President Donald Trump said Friday the U.S. Postal Service should charge Amazon (amzn) more to deliver packages, the latest in a series of public criticisms of the online retailer. The company’s stock opened nearly 1% lower.
The post office “should be charging MUCH MORE” for package delivery, the president tweeted from his Mar-a-Lago estate in Florida, where he’s been spending the holidays.
“Why is the United States Post Office, which is losing many billions of dollars a year, while charging Amazon and others so little to deliver their packages, making Amazon richer and the Post Office dumber and poorer?” Trump told his 45 million followers.
Trump regularly criticizes Amazon and its chief executive officer, Jeff Bezos, who also owns the Washington Post newspaper and is currently the world’s richest man.
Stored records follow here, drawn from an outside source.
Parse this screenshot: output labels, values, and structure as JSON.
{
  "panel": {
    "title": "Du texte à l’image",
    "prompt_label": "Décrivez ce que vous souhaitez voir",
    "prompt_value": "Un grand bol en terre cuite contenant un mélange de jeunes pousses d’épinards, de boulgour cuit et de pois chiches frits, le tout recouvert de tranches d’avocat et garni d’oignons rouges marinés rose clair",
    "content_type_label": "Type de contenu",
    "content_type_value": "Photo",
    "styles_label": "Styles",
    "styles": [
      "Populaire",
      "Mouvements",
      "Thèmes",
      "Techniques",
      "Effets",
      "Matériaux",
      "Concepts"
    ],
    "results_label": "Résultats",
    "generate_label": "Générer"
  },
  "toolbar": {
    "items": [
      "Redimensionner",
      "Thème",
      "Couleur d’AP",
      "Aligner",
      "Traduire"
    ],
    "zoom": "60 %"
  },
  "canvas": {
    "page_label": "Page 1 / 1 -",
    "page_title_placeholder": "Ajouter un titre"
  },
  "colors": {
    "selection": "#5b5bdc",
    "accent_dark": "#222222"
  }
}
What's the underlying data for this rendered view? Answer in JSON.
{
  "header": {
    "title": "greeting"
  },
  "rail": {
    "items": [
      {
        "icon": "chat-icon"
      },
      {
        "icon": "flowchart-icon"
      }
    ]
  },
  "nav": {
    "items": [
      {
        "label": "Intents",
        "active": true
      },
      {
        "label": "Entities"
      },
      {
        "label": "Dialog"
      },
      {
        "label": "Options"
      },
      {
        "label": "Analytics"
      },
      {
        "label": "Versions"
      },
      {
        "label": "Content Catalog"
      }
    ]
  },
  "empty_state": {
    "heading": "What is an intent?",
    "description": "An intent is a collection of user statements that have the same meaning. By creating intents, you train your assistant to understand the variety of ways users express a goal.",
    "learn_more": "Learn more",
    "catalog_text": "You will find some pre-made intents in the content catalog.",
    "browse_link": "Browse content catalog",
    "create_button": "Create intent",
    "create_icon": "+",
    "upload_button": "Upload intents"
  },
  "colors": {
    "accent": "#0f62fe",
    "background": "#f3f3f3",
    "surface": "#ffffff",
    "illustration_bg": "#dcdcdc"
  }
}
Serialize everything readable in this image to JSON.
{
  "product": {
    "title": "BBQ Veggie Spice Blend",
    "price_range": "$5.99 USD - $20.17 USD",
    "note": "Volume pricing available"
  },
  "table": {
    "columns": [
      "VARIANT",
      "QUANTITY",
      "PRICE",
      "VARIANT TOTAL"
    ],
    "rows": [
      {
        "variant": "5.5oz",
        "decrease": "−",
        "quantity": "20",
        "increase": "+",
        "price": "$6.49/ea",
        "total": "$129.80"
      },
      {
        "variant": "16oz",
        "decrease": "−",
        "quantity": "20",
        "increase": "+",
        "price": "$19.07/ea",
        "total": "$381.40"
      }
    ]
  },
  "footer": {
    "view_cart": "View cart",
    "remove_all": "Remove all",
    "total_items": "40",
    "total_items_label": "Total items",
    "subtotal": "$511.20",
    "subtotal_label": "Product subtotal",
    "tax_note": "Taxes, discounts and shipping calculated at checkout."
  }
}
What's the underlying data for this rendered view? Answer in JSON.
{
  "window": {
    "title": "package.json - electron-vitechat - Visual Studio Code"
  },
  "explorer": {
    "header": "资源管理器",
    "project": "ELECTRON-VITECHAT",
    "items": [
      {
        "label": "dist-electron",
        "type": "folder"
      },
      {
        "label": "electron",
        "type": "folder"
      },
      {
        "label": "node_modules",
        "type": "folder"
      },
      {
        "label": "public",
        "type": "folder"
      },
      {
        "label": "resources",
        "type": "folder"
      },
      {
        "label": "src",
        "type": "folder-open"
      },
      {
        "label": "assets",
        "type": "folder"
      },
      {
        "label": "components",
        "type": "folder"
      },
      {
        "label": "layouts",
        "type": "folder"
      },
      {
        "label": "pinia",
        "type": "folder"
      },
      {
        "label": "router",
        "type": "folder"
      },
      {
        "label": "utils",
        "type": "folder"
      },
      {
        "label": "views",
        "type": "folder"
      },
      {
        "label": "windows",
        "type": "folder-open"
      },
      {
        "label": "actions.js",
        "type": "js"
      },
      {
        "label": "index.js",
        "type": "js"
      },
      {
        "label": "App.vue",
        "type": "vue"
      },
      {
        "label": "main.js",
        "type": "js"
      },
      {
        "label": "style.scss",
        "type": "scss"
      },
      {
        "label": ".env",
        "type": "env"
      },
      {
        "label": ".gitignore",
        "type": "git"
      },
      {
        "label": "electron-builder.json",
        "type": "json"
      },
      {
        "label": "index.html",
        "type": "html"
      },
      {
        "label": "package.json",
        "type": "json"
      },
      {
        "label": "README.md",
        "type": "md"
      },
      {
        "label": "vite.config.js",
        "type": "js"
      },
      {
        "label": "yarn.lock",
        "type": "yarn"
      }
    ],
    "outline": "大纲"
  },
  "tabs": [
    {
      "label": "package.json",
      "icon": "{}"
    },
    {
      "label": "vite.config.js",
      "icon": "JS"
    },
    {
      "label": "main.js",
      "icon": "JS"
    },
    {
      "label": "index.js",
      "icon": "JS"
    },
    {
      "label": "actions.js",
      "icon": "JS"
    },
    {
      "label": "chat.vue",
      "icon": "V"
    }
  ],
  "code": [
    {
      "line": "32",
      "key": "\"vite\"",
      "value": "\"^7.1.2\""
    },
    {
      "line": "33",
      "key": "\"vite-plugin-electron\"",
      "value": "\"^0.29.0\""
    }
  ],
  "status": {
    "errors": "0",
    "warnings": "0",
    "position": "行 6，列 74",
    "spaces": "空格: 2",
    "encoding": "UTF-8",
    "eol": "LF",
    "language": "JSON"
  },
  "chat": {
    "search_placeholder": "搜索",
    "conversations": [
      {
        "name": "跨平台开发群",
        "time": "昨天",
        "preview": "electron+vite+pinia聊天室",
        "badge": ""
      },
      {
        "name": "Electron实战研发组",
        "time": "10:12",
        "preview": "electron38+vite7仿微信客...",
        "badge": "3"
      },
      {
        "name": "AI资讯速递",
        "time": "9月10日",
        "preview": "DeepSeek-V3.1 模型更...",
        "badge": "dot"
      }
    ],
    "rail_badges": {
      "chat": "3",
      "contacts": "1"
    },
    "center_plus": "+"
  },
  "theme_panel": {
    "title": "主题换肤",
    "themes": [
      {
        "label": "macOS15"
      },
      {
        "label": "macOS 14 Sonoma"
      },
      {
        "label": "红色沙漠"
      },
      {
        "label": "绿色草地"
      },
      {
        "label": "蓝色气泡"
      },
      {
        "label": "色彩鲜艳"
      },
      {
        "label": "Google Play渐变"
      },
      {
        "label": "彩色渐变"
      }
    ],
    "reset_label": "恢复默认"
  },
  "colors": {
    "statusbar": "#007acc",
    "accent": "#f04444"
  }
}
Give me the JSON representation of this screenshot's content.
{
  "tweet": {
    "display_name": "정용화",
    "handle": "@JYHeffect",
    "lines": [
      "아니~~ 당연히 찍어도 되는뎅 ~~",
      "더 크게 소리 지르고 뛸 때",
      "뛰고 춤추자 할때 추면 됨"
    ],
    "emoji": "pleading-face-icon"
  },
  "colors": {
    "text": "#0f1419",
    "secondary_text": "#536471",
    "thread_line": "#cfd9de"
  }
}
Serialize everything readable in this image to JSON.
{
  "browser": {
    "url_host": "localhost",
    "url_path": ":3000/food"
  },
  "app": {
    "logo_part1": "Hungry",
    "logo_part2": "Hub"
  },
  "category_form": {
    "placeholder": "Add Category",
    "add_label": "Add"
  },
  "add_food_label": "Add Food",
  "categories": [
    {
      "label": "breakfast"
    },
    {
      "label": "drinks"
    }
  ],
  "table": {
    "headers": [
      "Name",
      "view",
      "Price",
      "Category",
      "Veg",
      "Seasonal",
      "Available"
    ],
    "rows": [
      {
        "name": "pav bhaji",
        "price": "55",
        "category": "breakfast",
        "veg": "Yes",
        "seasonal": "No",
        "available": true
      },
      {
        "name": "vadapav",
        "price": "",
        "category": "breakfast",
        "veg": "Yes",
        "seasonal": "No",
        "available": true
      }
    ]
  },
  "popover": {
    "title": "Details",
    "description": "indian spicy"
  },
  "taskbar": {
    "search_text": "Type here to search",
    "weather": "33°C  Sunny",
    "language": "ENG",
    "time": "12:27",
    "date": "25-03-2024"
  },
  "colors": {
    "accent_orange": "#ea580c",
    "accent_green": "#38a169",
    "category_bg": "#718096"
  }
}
In August, Trump accused the company of causing “great damage to tax paying retailers,” even though the internet giant began collecting sales tax on products it sells directly in April.
As with prior missives targeting the company, Trump’s message appeared to concern investors. Amazon stock was positive in premarket trading on Friday but opened down as much as 0.64% after Trump’s post to Twitter. It was down 0.4% at about 9:45 a.m. in New York.
Amazon regularly uses the U.S. Postal Service to complete what’s called the “last mile” of delivery, with letter carriers dropping off packages at some 150 million residences and businesses daily.
While full details of the agreement between Amazon and the Postal Service are unknown—the mail service is independently operated and strikes confidential deals with retailers—David Vernon, an analyst at Bernstein Research who tracks the shipping industry, estimated in 2015 that the USPS handled 40% of Amazon’s volume the previous year. He estimated at the time that Amazon pays the USPS $2 per package, which is about half what it would pay United Parcel Service (ups) and Fedex (fdx).
Both shippers were up less than 1% in early trading.
The Postal Service reported a net loss of $2.1 billion in the third quarter of 2017, and has $15 billion in outstanding debt. The service has lost $62 billion over the last decade.
USPS’s chief financial officer, Joseph Corbett, wrote in a post for PostalReporter.com in August that the service is required by law to charge retailers at least enough to cover its delivery costs.
“The reason we continue to attract e-commerce customers and business partners is because our customers see the value of our predictable service, enhanced visibility, and competitive pricing,” he wrote.
He said Congress should pass provisions of legislation introduced last year by former Representative Jason Chaffetz, a Utah Republican, that would allow the postal service to raise some rates and discontinue direct delivery to business customers’ doors.
Amazon has been experimenting with a new delivery service of its own that is expected to see a broader roll-out in the coming year. Under the program, Amazon would oversee the pickup of packages from warehouses of third-party merchants and the delivery to home addresses.